§ Problem details
All of the data below should be set down again verbatim, without any images.

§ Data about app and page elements
※ ※ ※
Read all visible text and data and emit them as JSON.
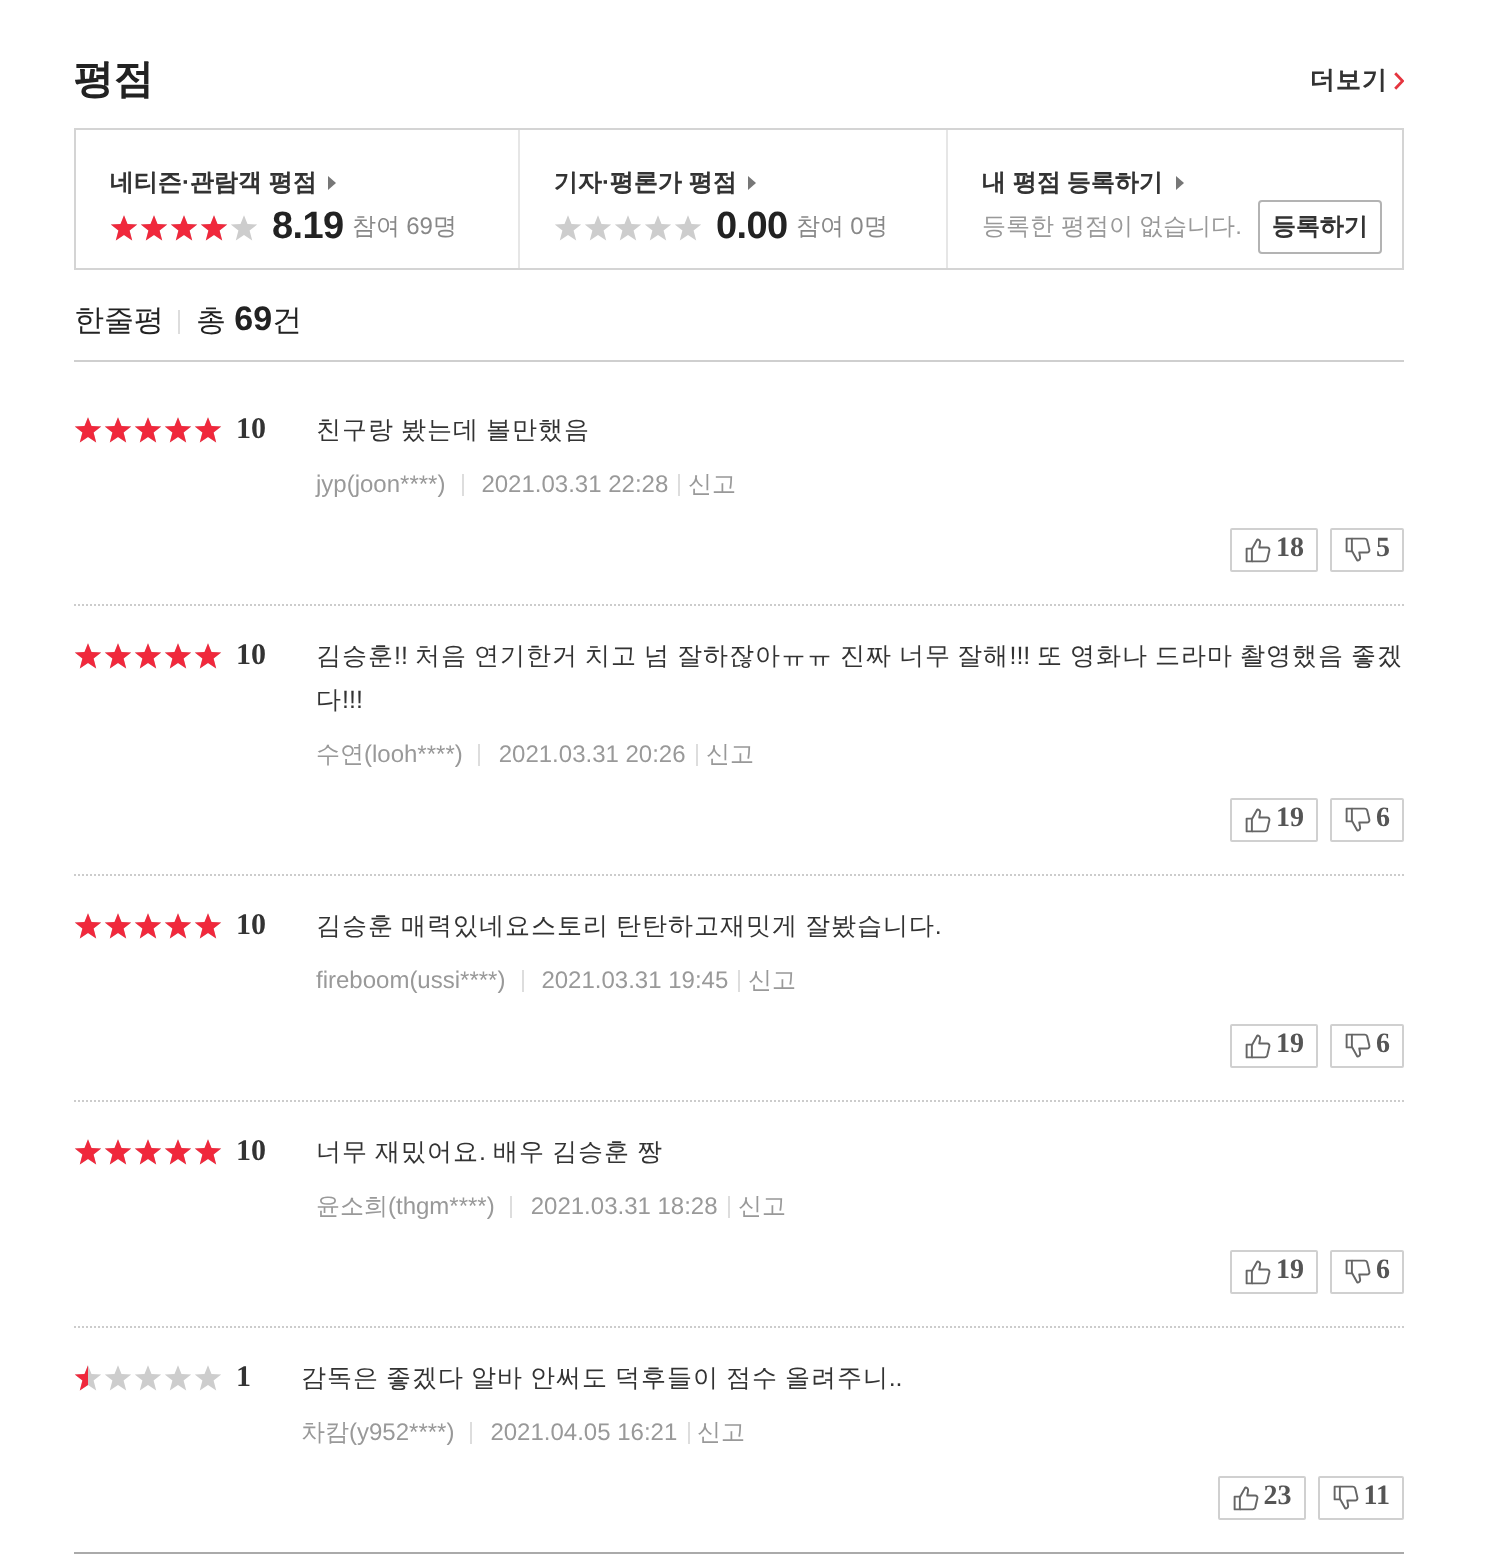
{
  "section": {
    "title": "평점",
    "more_link": "더보기"
  },
  "summary": [
    {
      "kind": "score",
      "label": "네티즌·관람객 평점",
      "stars": 4,
      "score": "8.19",
      "participants": "참여 69명"
    },
    {
      "kind": "score",
      "label": "기자·평론가 평점",
      "stars": 0,
      "score": "0.00",
      "participants": "참여 0명"
    },
    {
      "kind": "register",
      "label": "내 평점 등록하기",
      "message": "등록한 평점이 없습니다.",
      "button": "등록하기"
    }
  ],
  "reviews_header": {
    "title": "한줄평",
    "total": "총 **69**건"
  },
  "reviews": [
    {
      "stars": 5,
      "score": "10",
      "text": "친구랑 봤는데 볼만했음",
      "author": "jyp(joon****)",
      "date": "2021.03.31 22:28",
      "report": "신고",
      "likes": "18",
      "dislikes": "5"
    },
    {
      "stars": 5,
      "score": "10",
      "text": "김승훈!! 처음 연기한거 치고 넘 잘하잖아ㅠㅠ 진짜 너무 잘해!!! 또 영화나 드라마 촬영했음 좋겠다!!!",
      "author": "수연(looh****)",
      "date": "2021.03.31 20:26",
      "report": "신고",
      "likes": "19",
      "dislikes": "6"
    },
    {
      "stars": 5,
      "score": "10",
      "text": "김승훈 매력있네요스토리 탄탄하고재밋게 잘봤습니다.",
      "author": "fireboom(ussi****)",
      "date": "2021.03.31 19:45",
      "report": "신고",
      "likes": "19",
      "dislikes": "6"
    },
    {
      "stars": 5,
      "score": "10",
      "text": "너무 재밌어요. 배우 김승훈 짱",
      "author": "윤소희(thgm****)",
      "date": "2021.03.31 18:28",
      "report": "신고",
      "likes": "19",
      "dislikes": "6"
    },
    {
      "stars": 0.5,
      "score": "1",
      "text": "감독은 좋겠다 알바 안써도 덕후들이 점수 올려주니..",
      "author": "차캄(y952****)",
      "date": "2021.04.05 16:21",
      "report": "신고",
      "likes": "23",
      "dislikes": "11"
    }
  ]
}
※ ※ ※
§ Expected answer
Read all visible text and data and emit them as JSON.
{
  "section": {
    "title": "평점",
    "more_link": "더보기"
  },
  "summary": [
    {
      "kind": "score",
      "label": "네티즌·관람객 평점",
      "stars": 4,
      "score": "8.19",
      "participants": "참여 69명"
    },
    {
      "kind": "score",
      "label": "기자·평론가 평점",
      "stars": 0,
      "score": "0.00",
      "participants": "참여 0명"
    },
    {
      "kind": "register",
      "label": "내 평점 등록하기",
      "message": "등록한 평점이 없습니다.",
      "button": "등록하기"
    }
  ],
  "reviews_header": {
    "title": "한줄평",
    "total": "총 **69**건"
  },
  "reviews": [
    {
      "stars": 5,
      "score": "10",
      "text": "친구랑 봤는데 볼만했음",
      "author": "jyp(joon****)",
      "date": "2021.03.31 22:28",
      "report": "신고",
      "likes": "18",
      "dislikes": "5"
    },
    {
      "stars": 5,
      "score": "10",
      "text": "김승훈!! 처음 연기한거 치고 넘 잘하잖아ㅠㅠ 진짜 너무 잘해!!! 또 영화나 드라마 촬영했음 좋겠다!!!",
      "author": "수연(looh****)",
      "date": "2021.03.31 20:26",
      "report": "신고",
      "likes": "19",
      "dislikes": "6"
    },
    {
      "stars": 5,
      "score": "10",
      "text": "김승훈 매력있네요스토리 탄탄하고재밋게 잘봤습니다.",
      "author": "fireboom(ussi****)",
      "date": "2021.03.31 19:45",
      "report": "신고",
      "likes": "19",
      "dislikes": "6"
    },
    {
      "stars": 5,
      "score": "10",
      "text": "너무 재밌어요. 배우 김승훈 짱",
      "author": "윤소희(thgm****)",
      "date": "2021.03.31 18:28",
      "report": "신고",
      "likes": "19",
      "dislikes": "6"
    },
    {
      "stars": 0.5,
      "score": "1",
      "text": "감독은 좋겠다 알바 안써도 덕후들이 점수 올려주니..",
      "author": "차캄(y952****)",
      "date": "2021.04.05 16:21",
      "report": "신고",
      "likes": "23",
      "dislikes": "11"
    }
  ]
}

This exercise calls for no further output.